==== EXERCISE DATA

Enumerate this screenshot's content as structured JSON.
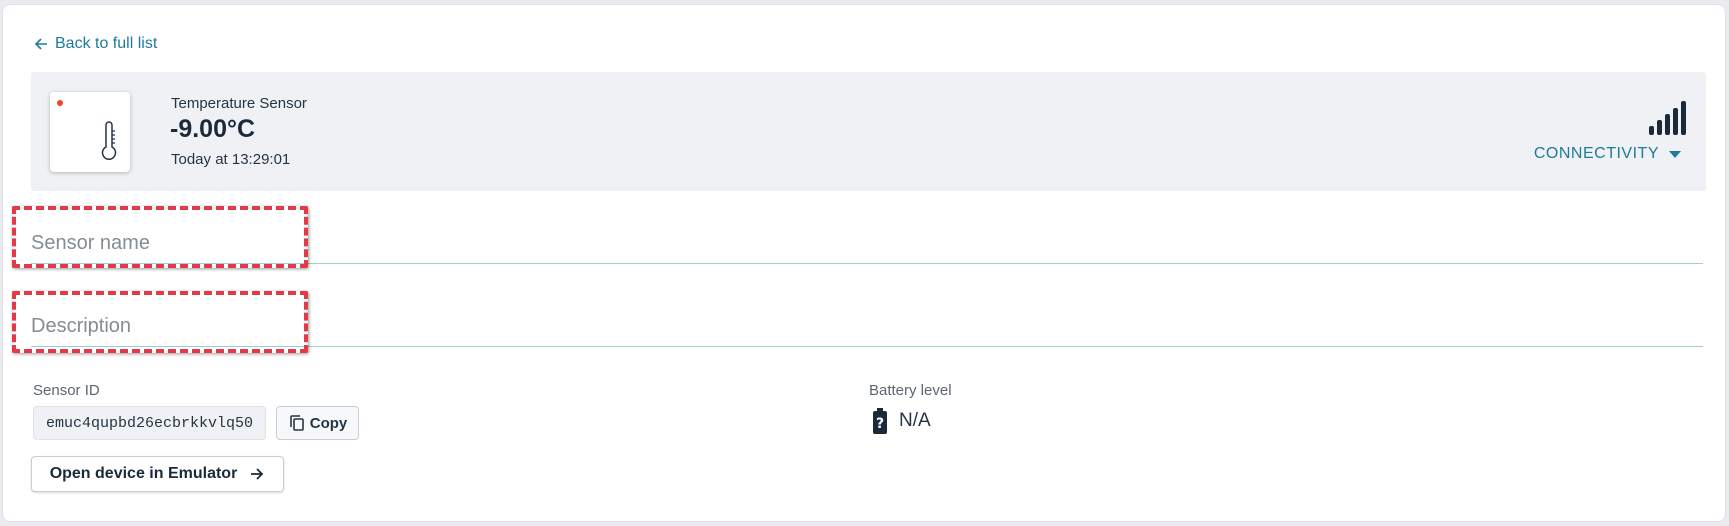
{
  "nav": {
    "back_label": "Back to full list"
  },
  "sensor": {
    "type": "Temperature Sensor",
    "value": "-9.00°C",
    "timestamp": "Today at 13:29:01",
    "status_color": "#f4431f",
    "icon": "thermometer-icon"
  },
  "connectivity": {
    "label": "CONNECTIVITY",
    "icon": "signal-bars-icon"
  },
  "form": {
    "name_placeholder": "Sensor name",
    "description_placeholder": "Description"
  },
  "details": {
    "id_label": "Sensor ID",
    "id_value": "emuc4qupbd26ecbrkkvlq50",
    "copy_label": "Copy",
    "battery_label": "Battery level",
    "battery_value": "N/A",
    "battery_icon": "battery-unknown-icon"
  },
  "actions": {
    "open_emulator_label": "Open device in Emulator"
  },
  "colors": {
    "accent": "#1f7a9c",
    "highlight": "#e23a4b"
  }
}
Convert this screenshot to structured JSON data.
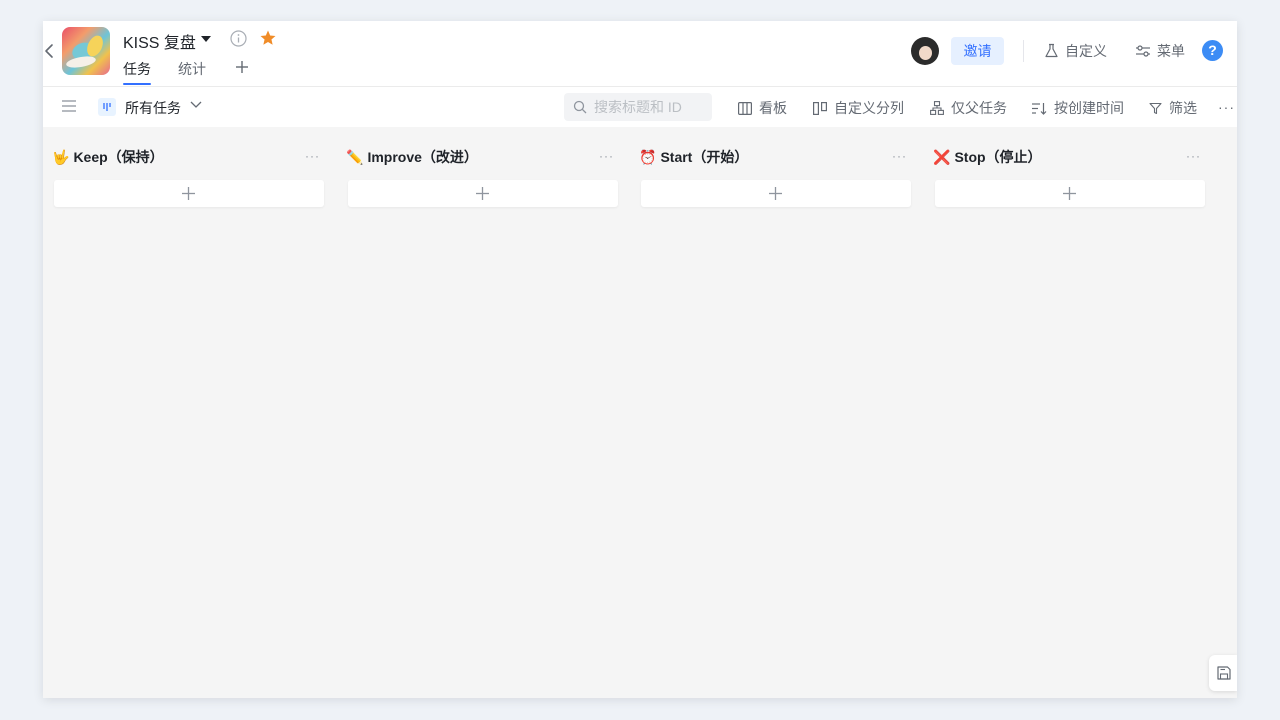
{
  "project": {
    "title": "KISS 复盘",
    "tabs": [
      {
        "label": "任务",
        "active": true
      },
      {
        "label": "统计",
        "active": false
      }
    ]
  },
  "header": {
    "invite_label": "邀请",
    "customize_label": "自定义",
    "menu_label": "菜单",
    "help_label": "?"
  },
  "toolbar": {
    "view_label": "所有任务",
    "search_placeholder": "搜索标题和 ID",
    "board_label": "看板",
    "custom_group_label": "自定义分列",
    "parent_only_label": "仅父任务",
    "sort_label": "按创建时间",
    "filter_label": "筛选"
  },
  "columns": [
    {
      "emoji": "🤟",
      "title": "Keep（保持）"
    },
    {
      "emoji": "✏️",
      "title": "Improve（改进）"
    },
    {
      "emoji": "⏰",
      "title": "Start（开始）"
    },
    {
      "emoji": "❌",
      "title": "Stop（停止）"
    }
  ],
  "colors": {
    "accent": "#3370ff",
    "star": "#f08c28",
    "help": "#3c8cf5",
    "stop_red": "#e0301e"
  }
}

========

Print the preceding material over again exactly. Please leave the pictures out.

Enumerate this screenshot's content as structured JSON.
{
  "nav": {
    "back_label": "Back to full list"
  },
  "sensor": {
    "type": "Temperature Sensor",
    "value": "-9.00°C",
    "timestamp": "Today at 13:29:01",
    "status_color": "#f4431f",
    "icon": "thermometer-icon"
  },
  "connectivity": {
    "label": "CONNECTIVITY",
    "icon": "signal-bars-icon"
  },
  "form": {
    "name_placeholder": "Sensor name",
    "description_placeholder": "Description"
  },
  "details": {
    "id_label": "Sensor ID",
    "id_value": "emuc4qupbd26ecbrkkvlq50",
    "copy_label": "Copy",
    "battery_label": "Battery level",
    "battery_value": "N/A",
    "battery_icon": "battery-unknown-icon"
  },
  "actions": {
    "open_emulator_label": "Open device in Emulator"
  },
  "colors": {
    "accent": "#1f7a9c",
    "highlight": "#e23a4b"
  }
}
Convert this screenshot to structured JSON data.
{
  "project": {
    "title": "KISS 复盘",
    "tabs": [
      {
        "label": "任务",
        "active": true
      },
      {
        "label": "统计",
        "active": false
      }
    ]
  },
  "header": {
    "invite_label": "邀请",
    "customize_label": "自定义",
    "menu_label": "菜单",
    "help_label": "?"
  },
  "toolbar": {
    "view_label": "所有任务",
    "search_placeholder": "搜索标题和 ID",
    "board_label": "看板",
    "custom_group_label": "自定义分列",
    "parent_only_label": "仅父任务",
    "sort_label": "按创建时间",
    "filter_label": "筛选"
  },
  "columns": [
    {
      "emoji": "🤟",
      "title": "Keep（保持）"
    },
    {
      "emoji": "✏️",
      "title": "Improve（改进）"
    },
    {
      "emoji": "⏰",
      "title": "Start（开始）"
    },
    {
      "emoji": "❌",
      "title": "Stop（停止）"
    }
  ],
  "colors": {
    "accent": "#3370ff",
    "star": "#f08c28",
    "help": "#3c8cf5",
    "stop_red": "#e0301e"
  }
}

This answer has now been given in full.